Girl, Interrupted – Ice cream parlor scene
Borderline personality disorder (BPD) is an often profoundly misunderstood mental health condition commonly conflated with bipolar disorder. In reality, it’s an entirely different mental illness. Take a few minutes to read the facts below and better understand borderline personality disorder, along with the people who live with it.
1. Borderline personality disorder often causes symptoms like extreme mood shifts and uncertainty in how a person views themselves and others. more
Psychiatric advance directives allow patients with serious mental illness to specify the treatment they want if they become too sick to say so.
Steve Singer, who has bipolar and borderline personality disorders, knows when he’s on the verge of a mental health crisis. The female voice he hears incessantly in his head suddenly shuts up, and the hula hoop he gyrates while walking to the grocery store stops easing his anxieties.

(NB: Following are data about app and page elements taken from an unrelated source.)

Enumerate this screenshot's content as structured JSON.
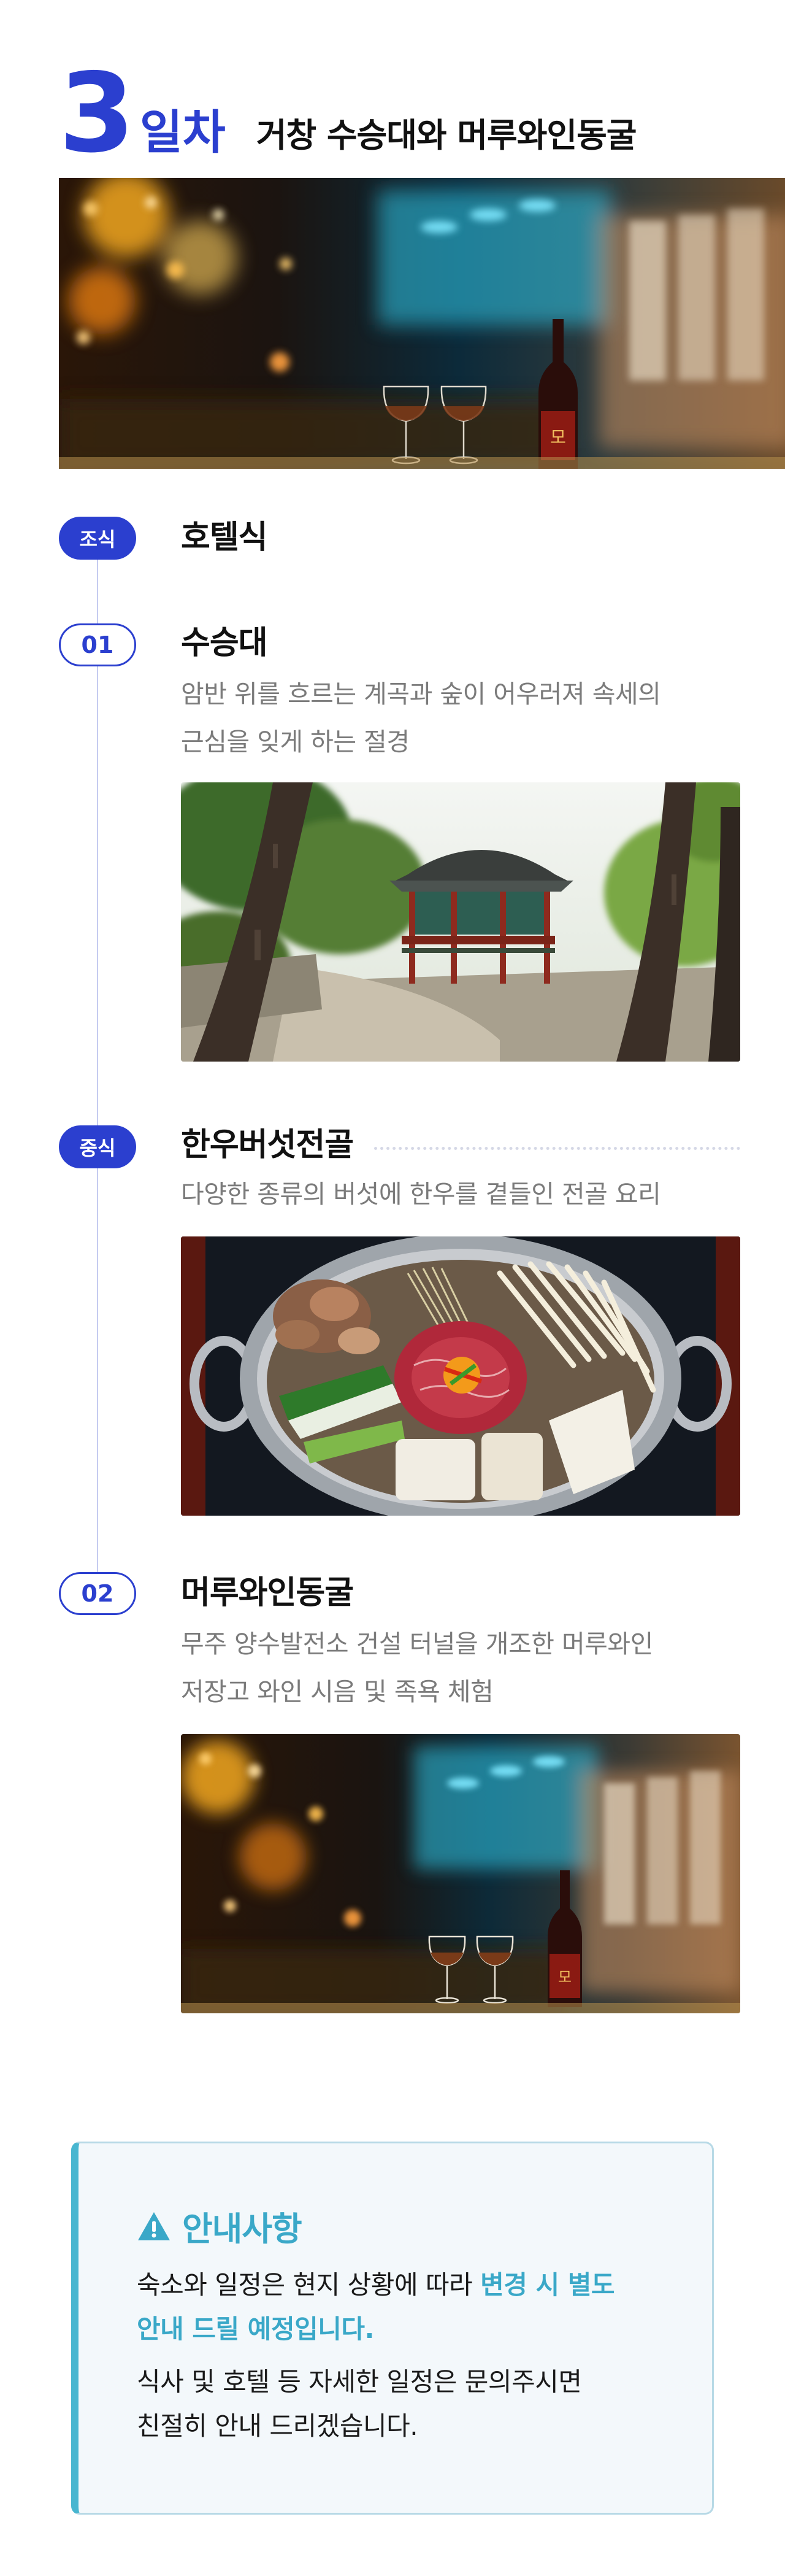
{
  "day": {
    "number": "3",
    "label": "일차",
    "title": "거창 수승대와 머루와인동굴"
  },
  "timeline": {
    "breakfast": {
      "badge": "조식",
      "title": "호텔식"
    },
    "stop1": {
      "badge": "01",
      "title": "수승대",
      "desc_line1": "암반 위를 흐르는 계곡과 숲이 어우러져 속세의",
      "desc_line2": "근심을 잊게 하는 절경"
    },
    "lunch": {
      "badge": "중식",
      "title": "한우버섯전골",
      "desc_line1": "다양한 종류의 버섯에 한우를 곁들인 전골 요리"
    },
    "stop2": {
      "badge": "02",
      "title": "머루와인동굴",
      "desc_line1": "무주 양수발전소 건설 터널을 개조한 머루와인",
      "desc_line2": "저장고 와인 시음 및 족욕 체험"
    }
  },
  "notice": {
    "icon": "warning-icon",
    "title": "안내사항",
    "line1_prefix": "숙소와 일정은 현지 상황에 따라 ",
    "line1_highlight": "변경 시 별도",
    "line2_highlight": "안내 드릴 예정입니다.",
    "line3": "식사 및 호텔 등 자세한 일정은 문의주시면",
    "line4": "친절히 안내 드리겠습니다."
  },
  "colors": {
    "accent": "#2b3fcf",
    "notice_accent": "#3aa8c8",
    "notice_bg": "#f3f8fb"
  }
}
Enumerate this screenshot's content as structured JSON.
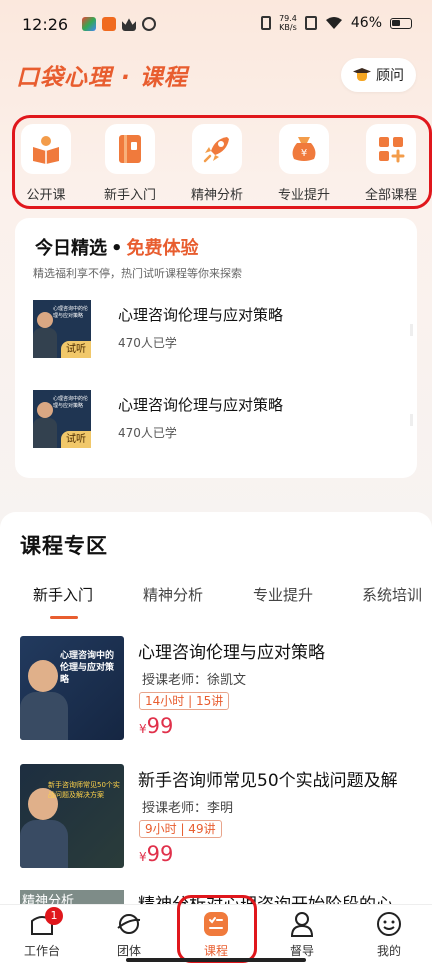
{
  "status_bar": {
    "time": "12:26",
    "net_speed_value": "79.4",
    "net_speed_unit": "KB/s",
    "battery_percent": "46%"
  },
  "header": {
    "title": "口袋心理 · 课程",
    "advisor_label": "顾问"
  },
  "categories": [
    {
      "label": "公开课",
      "icon": "book-reader-icon"
    },
    {
      "label": "新手入门",
      "icon": "notebook-icon"
    },
    {
      "label": "精神分析",
      "icon": "rocket-icon"
    },
    {
      "label": "专业提升",
      "icon": "money-bag-icon"
    },
    {
      "label": "全部课程",
      "icon": "grid-plus-icon"
    }
  ],
  "picks": {
    "title_main": "今日精选",
    "title_dot": "•",
    "title_free": "免费体验",
    "subtitle": "精选福利享不停，热门试听课程等你来探索",
    "items": [
      {
        "title": "心理咨询伦理与应对策略",
        "count": "470人已学",
        "badge": "试听",
        "thumb_text": "心理咨询中的伦理与应对策略"
      },
      {
        "title": "心理咨询伦理与应对策略",
        "count": "470人已学",
        "badge": "试听",
        "thumb_text": "心理咨询中的伦理与应对策略"
      }
    ]
  },
  "zone": {
    "title": "课程专区",
    "tabs": [
      "新手入门",
      "精神分析",
      "专业提升",
      "系统培训"
    ],
    "active_tab": "新手入门",
    "courses": [
      {
        "title": "心理咨询伦理与应对策略",
        "teacher": "授课老师：徐凯文",
        "meta": "14小时 | 15讲",
        "price_symbol": "¥",
        "price": "99",
        "thumb_text": "心理咨询中的伦理与应对策略"
      },
      {
        "title": "新手咨询师常见50个实战问题及解",
        "teacher": "授课老师：李明",
        "meta": "9小时 | 49讲",
        "price_symbol": "¥",
        "price": "99",
        "thumb_text": "新手咨询师常见50个实战问题及解决方案"
      },
      {
        "title": "精神分析对心理咨询开始阶段的心",
        "thumb_label": "精神分析"
      }
    ]
  },
  "bottom_nav": [
    {
      "label": "工作台",
      "icon": "workbench-icon",
      "badge": "1"
    },
    {
      "label": "团体",
      "icon": "planet-icon"
    },
    {
      "label": "课程",
      "icon": "course-icon",
      "active": true
    },
    {
      "label": "督导",
      "icon": "person-icon"
    },
    {
      "label": "我的",
      "icon": "smiley-icon"
    }
  ],
  "colors": {
    "accent": "#e85d2f",
    "highlight_red": "#e0171c",
    "price_red": "#e0304a"
  }
}
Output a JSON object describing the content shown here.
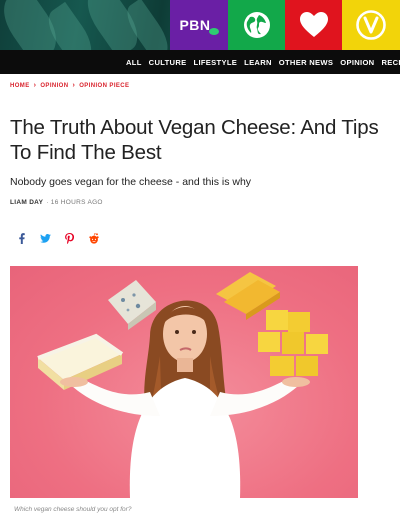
{
  "site": {
    "tiles": [
      {
        "name": "pbn-logo",
        "label": "PBN",
        "color": "#6a1fa5"
      },
      {
        "name": "world-tile",
        "icon": "globe-icon",
        "color": "#12a84a"
      },
      {
        "name": "heart-tile",
        "icon": "heart-icon",
        "color": "#e0141e"
      },
      {
        "name": "v-tile",
        "icon": "v-icon",
        "color": "#f2d40a"
      }
    ]
  },
  "nav": {
    "items": [
      "ALL",
      "CULTURE",
      "LIFESTYLE",
      "LEARN",
      "OTHER NEWS",
      "OPINION",
      "RECIPES"
    ]
  },
  "breadcrumb": {
    "items": [
      "HOME",
      "OPINION",
      "OPINION PIECE"
    ],
    "separator": "›"
  },
  "article": {
    "title": "The Truth About Vegan Cheese: And Tips To Find The Best",
    "subtitle": "Nobody goes vegan for the cheese - and this is why",
    "author": "LIAM DAY",
    "time": "· 16 HOURS AGO",
    "caption": "Which vegan cheese should  you opt for?"
  },
  "share": {
    "icons": [
      "facebook-icon",
      "twitter-icon",
      "pinterest-icon",
      "reddit-icon"
    ]
  },
  "colors": {
    "accent_red": "#d9232d",
    "nav_bg": "#0c0c0c",
    "hero_bg": "#ee6f82"
  }
}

That’s when he gets to a hospital. Usually, talking briefly with a nurse or social worker calms him enough to return home. But this year a hospital placed him on a locked ward, took his phone, and had an armed guard watch him for 20 hours before a social worker spoke with him and released him. more
Nearly five years ago to the day, Bradley Davenport experienced an episode.
Then 24 years old, Davenport’s vehicle sideswiped a tractor-trailer while traveling along U.S. 20. In the throes of psychosis, he then led police on a high-speed chase beginning in LaPorte and ending near Michigan City, at times driving in the opposite lane, a news report indicates.
With the vehicle eventually spun out and blocked, a delusional Davenport punched in the face a police officer who attempted to restrain him. A Taser was employed, an eventual apprehension and admittance into a regional hospital’s psychiatric unit followed.
Shortly after the episode, and avoiding conviction, Davenport was clinically diagnosed with schizoaffective disorder — what amounts, in his case, to schizophrenia and bi-polar disorder, he explained. more
- Bipolar disorder is characterised by manic and depressive episodes.
- It shouldn’t be romanticised, said Katherine Ponte, who has lived with bipolar 1 for 15 years.
- People tend to be in the depressive episodes longer than the manic ones.
- But it’s the manic episodes that “get you in trouble.”
Mental health disorders can be wrongly portrayed in film and television, often being shown as more romantic, dramatic, or dangerous than they really are. So people can often end up with ideas about them that aren’t accurate.
Bipolar disorder is no different.
Katherine Ponte, founder of ForLikeMinds, spoke to INSIDER about what it’s been like to live with bipolar 1 disorder for the past 15 years — and the most common misconceptions that exist around bipoar.
Bipolar 1 is characterised by manic episodes, depressive episodes, and potentially some psychosis. Bipolar 2 is a different disorder where the episodes of mania are less severe, often called hypomania. more
This could be a revolution for diagnosing and treating the disorder
Cayenne Barnum is a 24-year-old artist and designer who has bipolar disorder.
While she was officially diagnosed at 20, Barnum struggled throughout her teenage years to get a clear diagnosis of her mental illness. “It takes so long to diagnose because it manifests in so many different ways,” she told BuzzFeed News.
Barnum is currently in the process of weaning herself off Seroquel, an antipsychotic drug that she was originally prescribed for her manic periods, but that had taxing side effects for her body. “It turned out that it had made me put on 18 kilos or something, so right now I’m getting off that and I’m on a weight-loss supplement that people with diabetes take so they’re not hungry.”
Bipolar disorder is a chronic mental health condition that’s characterised by extreme mood changes; people with the disorder cycle between manic, hypomanic, and depressive periods that can last a week or longer and severely affect thought patterns and behaviour. more